I’ve been painfully practical since a very young age – at two, I knew that I had a strawberry allergy and needed to ask if strawberry items were “arfillyfiffaly” flavored. At just under three, I encouraged my Dad to pack sunscreen for his business trip to Australia due to the ozone depletion. I think I was confusing Australia and Antarctica, but still extremely practical advice from someone who won’t tie their shoes for a few more years. When I was five and learning to ride my bike, I stopped about a tenth of a mile from a manhole cover and asked my dad what I was supposed to do once I got there.

While being pragmatic has helped me a lot in life… finding and keeping a job, making decent life choices… it’s been a pain in the butt when it comes to my faith. Still today, I’m the only heretic who gasps for air when the Church District Treasurer says something about, “The budget doesn’t always come out on paper, but God always provides.”

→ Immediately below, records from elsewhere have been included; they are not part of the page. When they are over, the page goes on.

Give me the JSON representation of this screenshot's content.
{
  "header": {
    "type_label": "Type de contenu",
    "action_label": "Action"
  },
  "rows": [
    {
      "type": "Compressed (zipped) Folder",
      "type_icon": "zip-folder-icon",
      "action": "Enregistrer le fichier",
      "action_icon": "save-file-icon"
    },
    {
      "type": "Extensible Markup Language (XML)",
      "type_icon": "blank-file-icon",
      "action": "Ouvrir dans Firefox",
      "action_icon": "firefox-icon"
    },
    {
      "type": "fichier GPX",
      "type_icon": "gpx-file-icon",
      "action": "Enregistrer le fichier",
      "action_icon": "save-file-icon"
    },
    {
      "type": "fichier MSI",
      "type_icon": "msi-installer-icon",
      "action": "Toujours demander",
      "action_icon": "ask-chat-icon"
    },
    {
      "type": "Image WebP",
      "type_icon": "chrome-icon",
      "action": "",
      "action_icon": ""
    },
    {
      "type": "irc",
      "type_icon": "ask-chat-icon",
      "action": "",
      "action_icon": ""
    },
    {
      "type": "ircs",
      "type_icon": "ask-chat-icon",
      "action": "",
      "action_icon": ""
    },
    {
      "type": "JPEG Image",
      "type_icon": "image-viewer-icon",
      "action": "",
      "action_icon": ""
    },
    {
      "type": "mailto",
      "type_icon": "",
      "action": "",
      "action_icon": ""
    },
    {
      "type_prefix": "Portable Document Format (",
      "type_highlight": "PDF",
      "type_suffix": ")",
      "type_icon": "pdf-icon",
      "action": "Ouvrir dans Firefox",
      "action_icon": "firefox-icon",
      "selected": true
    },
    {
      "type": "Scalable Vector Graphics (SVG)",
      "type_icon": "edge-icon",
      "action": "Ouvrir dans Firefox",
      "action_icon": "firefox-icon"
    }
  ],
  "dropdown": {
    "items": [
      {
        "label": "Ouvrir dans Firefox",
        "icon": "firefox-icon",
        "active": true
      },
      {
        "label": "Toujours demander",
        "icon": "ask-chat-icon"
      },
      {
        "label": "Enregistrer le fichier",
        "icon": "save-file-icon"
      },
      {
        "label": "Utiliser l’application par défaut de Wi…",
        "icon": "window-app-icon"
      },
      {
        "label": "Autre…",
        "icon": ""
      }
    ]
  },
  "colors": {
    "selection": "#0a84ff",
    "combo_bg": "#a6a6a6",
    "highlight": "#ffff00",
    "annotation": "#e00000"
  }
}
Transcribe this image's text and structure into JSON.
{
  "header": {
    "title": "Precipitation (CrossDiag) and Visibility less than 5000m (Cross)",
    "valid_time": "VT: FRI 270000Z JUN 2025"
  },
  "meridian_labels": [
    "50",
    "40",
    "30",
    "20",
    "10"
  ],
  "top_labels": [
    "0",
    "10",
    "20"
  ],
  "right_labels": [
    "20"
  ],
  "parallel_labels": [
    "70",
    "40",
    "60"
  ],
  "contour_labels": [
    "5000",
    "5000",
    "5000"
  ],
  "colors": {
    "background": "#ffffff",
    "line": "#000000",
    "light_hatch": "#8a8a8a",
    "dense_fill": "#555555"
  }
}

The best “joke” was when God called us to be a part of a church plant because, c’mon, church plants are not very practical. It’s always fun to answer people’s wondering questions like, “So why are you doing this?”… “Where are you going to work?”… “Why are you in a hurry to move?” with vague generalities about how God called you to do this work, with subtle undertones of “please try to understand that I’m not a total idiot… I hope.”

While I know that God has gifted me with that pragmatism for a reason – I can provide sound reason in emotional moments… I’m a good “Devil’s Advocate” (no pun intended), but I also don’t want to be held back by that. God does A LOT of stuff that doesn’t make sense – you know, like miracles and stuff. Like people living lives separated from God and then one day God helping it all “click” for that person, and them laying down everything. That doesn’t make sense. And it sure as heck isn’t practical.

But if I served a God of human reason and human practicality, I wouldn’t need faith. I would know the answers. I wouldn’t live in wonder of what my God would do that day.

When life doesn’t make sense… when it’s not practical… when you’re following the “rules” and losing… You have to make a choice. You can become angry about all the things that happen that don’t make practical sense, OR you can thank God every day that he made the rules of pragmatism, but is constantly breaking those rules to reach broken people. It wasn’t practical for Jesus to live a blameless life and then suffer at the hands of people he’d ultimately die for… but he did it. And that’s a much better story for all of us.